#### Work to be completed:
Return the records as they stand. No picture is to be included.

(Dataset rows for apps and sites)
- Opening Delimiter -

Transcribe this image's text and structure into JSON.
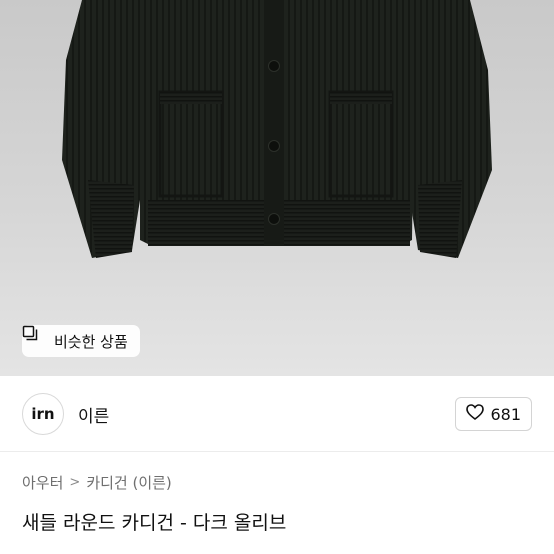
{
  "product_image": {
    "alt": "dark olive round cardigan"
  },
  "similar_button": {
    "label": "비슷한 상품",
    "icon": "similar-items-icon"
  },
  "seller": {
    "avatar_text": "irn",
    "name": "이른"
  },
  "like": {
    "icon": "heart-outline-icon",
    "count": "681"
  },
  "breadcrumb": {
    "items": [
      "아우터",
      "카디건 (이른)"
    ],
    "separator": ">"
  },
  "product": {
    "title": "새들 라운드 카디건 - 다크 올리브"
  },
  "colors": {
    "cardigan": "#1e221d",
    "background": "#d2d2d2"
  }
}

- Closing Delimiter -

#### Response area:
Transcribe this image's text and structure into JSON.
{
  "product_image": {
    "alt": "dark olive round cardigan"
  },
  "similar_button": {
    "label": "비슷한 상품",
    "icon": "similar-items-icon"
  },
  "seller": {
    "avatar_text": "irn",
    "name": "이른"
  },
  "like": {
    "icon": "heart-outline-icon",
    "count": "681"
  },
  "breadcrumb": {
    "items": [
      "아우터",
      "카디건 (이른)"
    ],
    "separator": ">"
  },
  "product": {
    "title": "새들 라운드 카디건 - 다크 올리브"
  },
  "colors": {
    "cardigan": "#1e221d",
    "background": "#d2d2d2"
  }
}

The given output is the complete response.